Yeah, like I have nothing to add to that.

Reach put a bow on that one. I could do this all day, but I feel like my editor will disagree, so I'm trying to find a really so OK we we talked about kind of the up and. Coming book the. I am Ace came out in February so. That's still kind of. A new. That made its new debut. So beyond, I guess those. Books which which we we love a book. For Ace Dad advice as a project, what else is in the queue? Or what else is on your big wish List vision board coming up?

I'm I'm I'm doing some like in person things which is very cool I'm doing I'm I'm doing a couple of college visits over the fall and into the spring and I'm doing a couple of other like workshop situations in the world. I'm starting work on kind of formulating a first like adult readers book about stuff that I'm working on and and I wrote a children's book which we're hoping an arrow Ace children's book, which I am hoping finds some home in the world. So yeah. Like my, I guess my master plan is to to have like a full scope of books that address someone from the very youngest to the to adulthood, where you can find Arrow, Ace and a gender experience. Depicted and celebrated across the way because there's still a long way to go in that. In that regard.

From literally all ages.

Yeah, for I want to hit every age group, every bracket. But yeah, like I don't. I want to just get out into the world more. And I I love the Internet stuff. I love getting to do things from this desk that I'm at. Right now, but. Being in the world and sharing community with people in person and talking about these things is really invigorating and really beautiful. And we don't get to do that enough as a scenario. People. So I'm hoping that that is the next phase where I'm doing more of that in the. World, because that would be a delight.

Got it, got it.

And get a degree. I wanna get my masters. That's to get my masters.

OK. So two year program, two years or one year, OK.

It's it's a couple of years it the the the program combines a there's a a combined program for a BA and an MA in general studies. So I'm just doing the whole thing because I can I have the time and space and the ability. So I'm taking, I think it's going to take like three years maybe to do the whole shebang button. Yeah, should be great.

That's the great. Well, let I'm gonna. Give you just. Any more space that you want, if there's any final words of wisdom Ace dad advice you want to offer as we wrap up this chat that I've enjoyed so, so much.
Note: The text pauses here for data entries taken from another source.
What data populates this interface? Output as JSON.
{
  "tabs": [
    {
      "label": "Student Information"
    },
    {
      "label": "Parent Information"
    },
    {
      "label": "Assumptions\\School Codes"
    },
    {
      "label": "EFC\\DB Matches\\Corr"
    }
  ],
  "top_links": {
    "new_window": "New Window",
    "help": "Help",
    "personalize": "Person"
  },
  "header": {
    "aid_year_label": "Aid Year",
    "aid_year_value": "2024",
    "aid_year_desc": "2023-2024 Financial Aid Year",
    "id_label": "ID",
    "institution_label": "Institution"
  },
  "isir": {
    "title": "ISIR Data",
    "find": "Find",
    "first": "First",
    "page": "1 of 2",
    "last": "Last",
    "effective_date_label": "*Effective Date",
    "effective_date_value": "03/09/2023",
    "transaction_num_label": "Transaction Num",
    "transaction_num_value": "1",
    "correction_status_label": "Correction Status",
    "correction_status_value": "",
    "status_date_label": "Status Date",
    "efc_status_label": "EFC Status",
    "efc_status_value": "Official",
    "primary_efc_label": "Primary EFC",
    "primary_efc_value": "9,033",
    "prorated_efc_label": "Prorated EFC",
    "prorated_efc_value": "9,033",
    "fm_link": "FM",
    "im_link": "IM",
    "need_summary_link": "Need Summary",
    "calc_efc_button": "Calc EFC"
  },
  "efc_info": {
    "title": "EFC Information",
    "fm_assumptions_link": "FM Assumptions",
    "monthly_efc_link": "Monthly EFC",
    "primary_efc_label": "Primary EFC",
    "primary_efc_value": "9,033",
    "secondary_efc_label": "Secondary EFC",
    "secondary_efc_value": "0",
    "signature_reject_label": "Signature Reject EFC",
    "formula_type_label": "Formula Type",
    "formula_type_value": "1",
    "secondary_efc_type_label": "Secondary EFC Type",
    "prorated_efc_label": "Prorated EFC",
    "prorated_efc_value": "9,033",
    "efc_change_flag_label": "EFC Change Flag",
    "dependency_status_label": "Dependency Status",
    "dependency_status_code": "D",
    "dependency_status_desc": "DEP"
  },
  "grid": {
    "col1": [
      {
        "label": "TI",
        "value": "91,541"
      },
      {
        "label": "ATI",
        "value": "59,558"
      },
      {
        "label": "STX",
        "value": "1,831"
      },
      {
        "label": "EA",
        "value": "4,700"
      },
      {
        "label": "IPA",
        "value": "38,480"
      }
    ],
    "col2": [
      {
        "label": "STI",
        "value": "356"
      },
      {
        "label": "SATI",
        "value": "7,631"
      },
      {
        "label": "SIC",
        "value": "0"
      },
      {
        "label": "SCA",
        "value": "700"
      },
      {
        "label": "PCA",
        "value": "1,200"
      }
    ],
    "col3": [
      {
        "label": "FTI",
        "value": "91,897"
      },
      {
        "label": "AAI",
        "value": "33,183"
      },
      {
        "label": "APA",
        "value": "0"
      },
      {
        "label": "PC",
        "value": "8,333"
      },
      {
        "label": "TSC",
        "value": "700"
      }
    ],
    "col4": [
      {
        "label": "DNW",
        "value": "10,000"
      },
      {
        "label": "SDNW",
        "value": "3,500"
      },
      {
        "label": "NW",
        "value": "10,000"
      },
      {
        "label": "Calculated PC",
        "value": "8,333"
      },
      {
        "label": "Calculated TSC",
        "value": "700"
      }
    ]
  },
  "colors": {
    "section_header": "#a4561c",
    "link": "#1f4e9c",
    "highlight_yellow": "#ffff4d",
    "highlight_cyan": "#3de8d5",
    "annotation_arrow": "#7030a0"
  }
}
I mean like I don't I get well, no. Like, I mean, I think the thing that the biggest lesson that I have learned from doing this is something I kind of always knew. But just the power of authentically being yourself and sharing that with some. Circle of the world. You can make a lot of change, no? Matter who you. Are by just sharing your queer self with a small circle of people. Your, your, your bigger community getting on the Internet and talking about it, no matter what your age is, no matter who you are, that's a lot. It's a very powerful thing you can do is sharing your queer experience. And you can change peoples minds and lives by doing that. That's happened to me. That is the thing that I hear when I'm encountering people around this project so. In as far as you are able and safe and comfortable, share yourself with some part of the world because it makes it. It makes a really big difference. It is impactful even if you think it isn't.
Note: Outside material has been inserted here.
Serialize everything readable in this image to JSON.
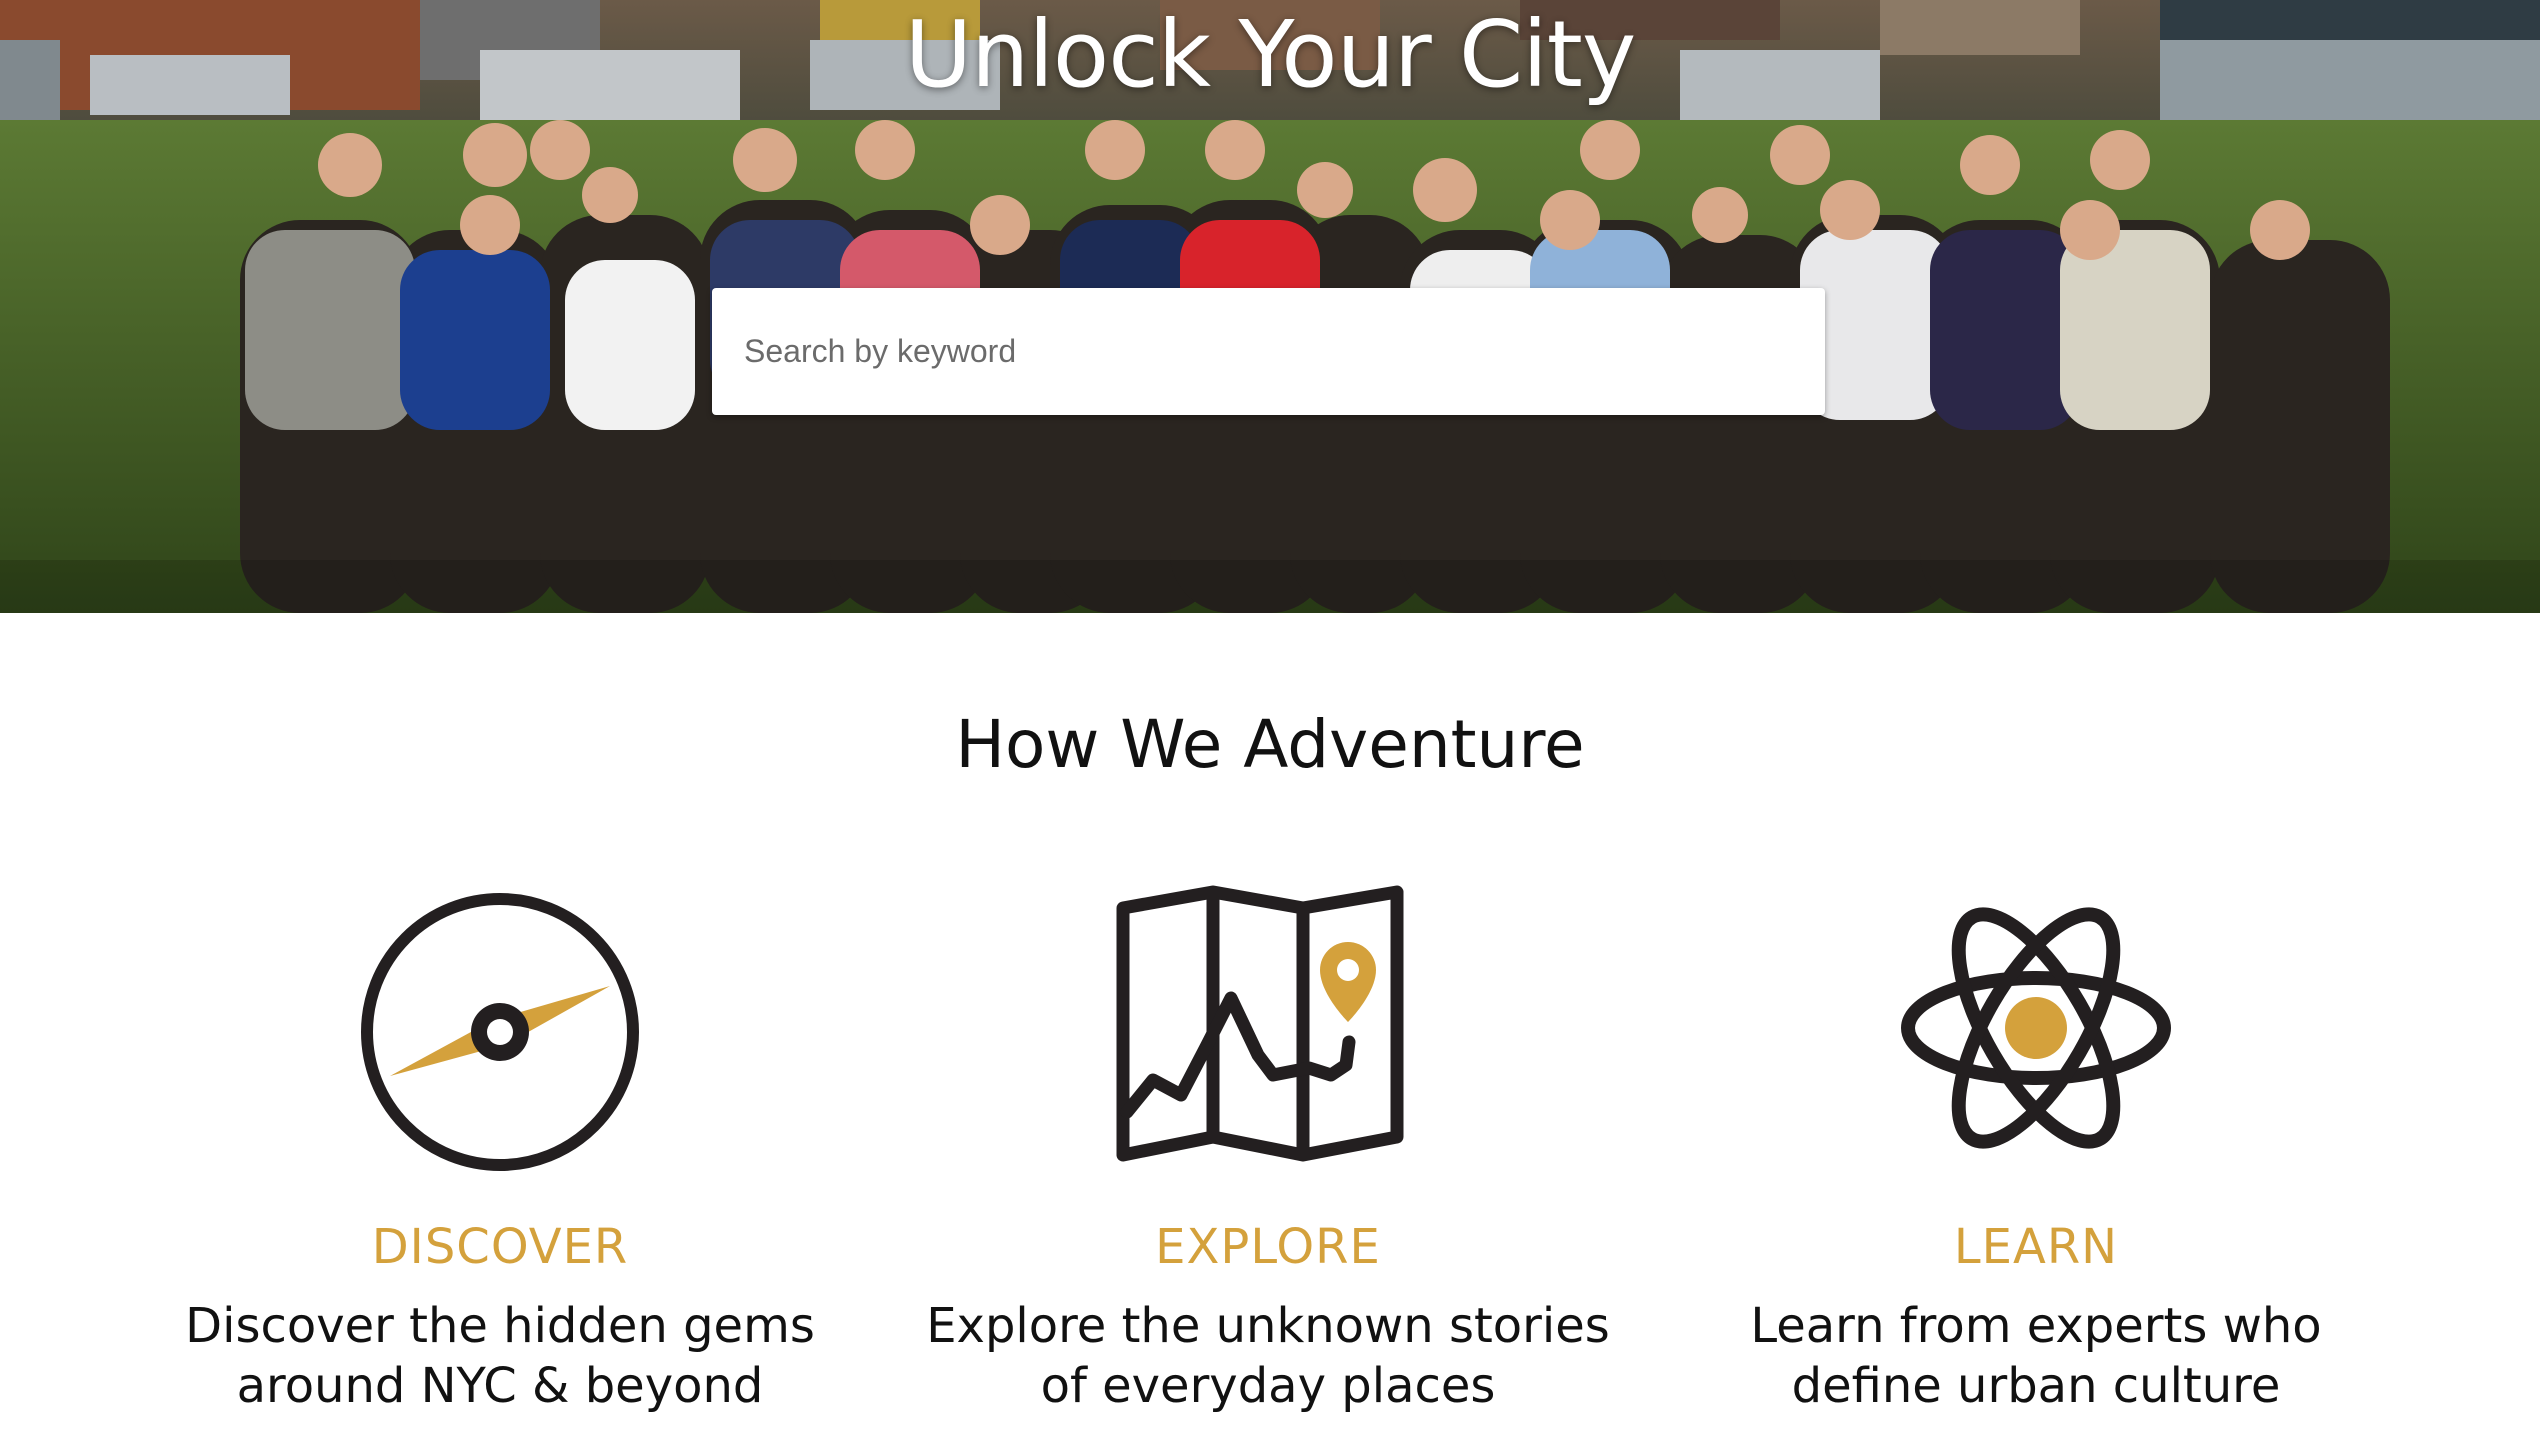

Thank you so much Cody for. Hanging out this has been splendid.

I loved it. This was so. Much fun. Let's do it every week, every week.

You know, there could be. A spin off. Let's go.
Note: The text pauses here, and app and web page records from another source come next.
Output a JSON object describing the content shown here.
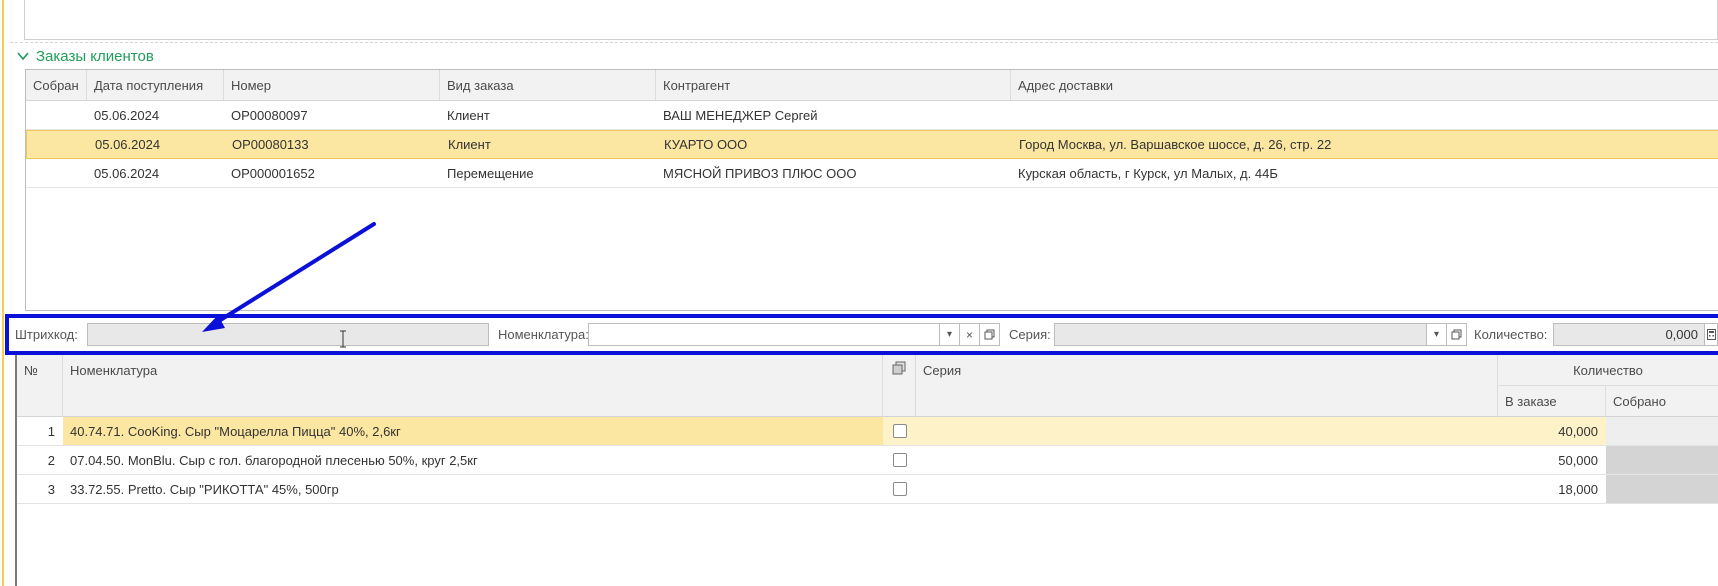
{
  "colors": {
    "accent_green": "#1e9e5a",
    "selection_yellow": "#fbe7a1",
    "highlight_blue": "#0a10d8"
  },
  "group": {
    "title": "Заказы клиентов"
  },
  "orders": {
    "columns": [
      "Собран",
      "Дата поступления",
      "Номер",
      "Вид заказа",
      "Контрагент",
      "Адрес доставки"
    ],
    "rows": [
      {
        "sobran": "",
        "date": "05.06.2024",
        "number": "ОР00080097",
        "type": "Клиент",
        "contractor": "ВАШ МЕНЕДЖЕР Сергей",
        "address": ""
      },
      {
        "sobran": "",
        "date": "05.06.2024",
        "number": "ОР00080133",
        "type": "Клиент",
        "contractor": "КУАРТО ООО",
        "address": "Город Москва, ул. Варшавское шоссе, д. 26, стр. 22"
      },
      {
        "sobran": "",
        "date": "05.06.2024",
        "number": "ОР000001652",
        "type": "Перемещение",
        "contractor": "МЯСНОЙ ПРИВОЗ ПЛЮС ООО",
        "address": "Курская область, г Курск, ул Малых, д. 44Б"
      }
    ],
    "selected_index": 1
  },
  "filter": {
    "barcode_label": "Штрихкод:",
    "barcode_value": "",
    "nomenclature_label": "Номенклатура:",
    "nomenclature_value": "",
    "series_label": "Серия:",
    "series_value": "",
    "quantity_label": "Количество:",
    "quantity_value": "0,000",
    "icons": [
      "chevron-down-icon",
      "clear-icon",
      "open-icon",
      "calculator-icon"
    ]
  },
  "items": {
    "col_num": "№",
    "col_nomenclature": "Номенклатура",
    "col_series": "Серия",
    "col_quantity": "Количество",
    "col_in_order": "В заказе",
    "col_collected": "Собрано",
    "rows": [
      {
        "num": "1",
        "nomenclature": "40.74.71. CooKing. Сыр \"Моцарелла Пицца\" 40%, 2,6кг",
        "series": "",
        "in_order": "40,000",
        "collected": ""
      },
      {
        "num": "2",
        "nomenclature": "07.04.50. MonBlu. Сыр с гол. благородной плесенью 50%, круг 2,5кг",
        "series": "",
        "in_order": "50,000",
        "collected": ""
      },
      {
        "num": "3",
        "nomenclature": "33.72.55. Pretto. Сыр \"РИКОТТА\" 45%, 500гр",
        "series": "",
        "in_order": "18,000",
        "collected": ""
      }
    ],
    "selected_index": 0
  }
}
I love it.


Our inbox is open for all of your insight, feedback, questions, boycotts, memes and other forms of written correspondence. You can contact us at lastbite@sgdinstitute.org. This podcast is made possible by the labor and commitment of the Midwest Institute for Sexuality and Gender Diversity staff. Particular shout out to Justin, Andy and Nick for all of your support with editing, promotion and production. Our amazing and queer as fuck cover art was designed by Adrienne McCormick.